» **WHAT IS EXPECTED**: The full listing below should be copied verbatim.

» **INPUT DATA**:

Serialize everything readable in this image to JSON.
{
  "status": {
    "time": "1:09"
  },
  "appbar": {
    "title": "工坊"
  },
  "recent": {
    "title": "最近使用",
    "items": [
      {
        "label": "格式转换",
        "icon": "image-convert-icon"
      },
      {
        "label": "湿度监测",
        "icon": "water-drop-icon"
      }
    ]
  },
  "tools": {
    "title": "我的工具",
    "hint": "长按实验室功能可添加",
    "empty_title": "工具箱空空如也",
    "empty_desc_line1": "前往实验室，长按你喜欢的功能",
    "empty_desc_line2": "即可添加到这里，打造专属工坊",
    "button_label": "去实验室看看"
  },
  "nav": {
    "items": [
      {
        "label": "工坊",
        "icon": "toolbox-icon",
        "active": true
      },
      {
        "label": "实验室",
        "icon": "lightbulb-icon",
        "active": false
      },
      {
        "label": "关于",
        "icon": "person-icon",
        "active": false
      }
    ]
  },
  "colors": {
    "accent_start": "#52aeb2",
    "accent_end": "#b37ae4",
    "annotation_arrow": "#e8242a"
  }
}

» **PROBLEM SOLUTION**:
Serialize everything readable in this image to JSON.
{
  "status": {
    "time": "1:09"
  },
  "appbar": {
    "title": "工坊"
  },
  "recent": {
    "title": "最近使用",
    "items": [
      {
        "label": "格式转换",
        "icon": "image-convert-icon"
      },
      {
        "label": "湿度监测",
        "icon": "water-drop-icon"
      }
    ]
  },
  "tools": {
    "title": "我的工具",
    "hint": "长按实验室功能可添加",
    "empty_title": "工具箱空空如也",
    "empty_desc_line1": "前往实验室，长按你喜欢的功能",
    "empty_desc_line2": "即可添加到这里，打造专属工坊",
    "button_label": "去实验室看看"
  },
  "nav": {
    "items": [
      {
        "label": "工坊",
        "icon": "toolbox-icon",
        "active": true
      },
      {
        "label": "实验室",
        "icon": "lightbulb-icon",
        "active": false
      },
      {
        "label": "关于",
        "icon": "person-icon",
        "active": false
      }
    ]
  },
  "colors": {
    "accent_start": "#52aeb2",
    "accent_end": "#b37ae4",
    "annotation_arrow": "#e8242a"
  }
}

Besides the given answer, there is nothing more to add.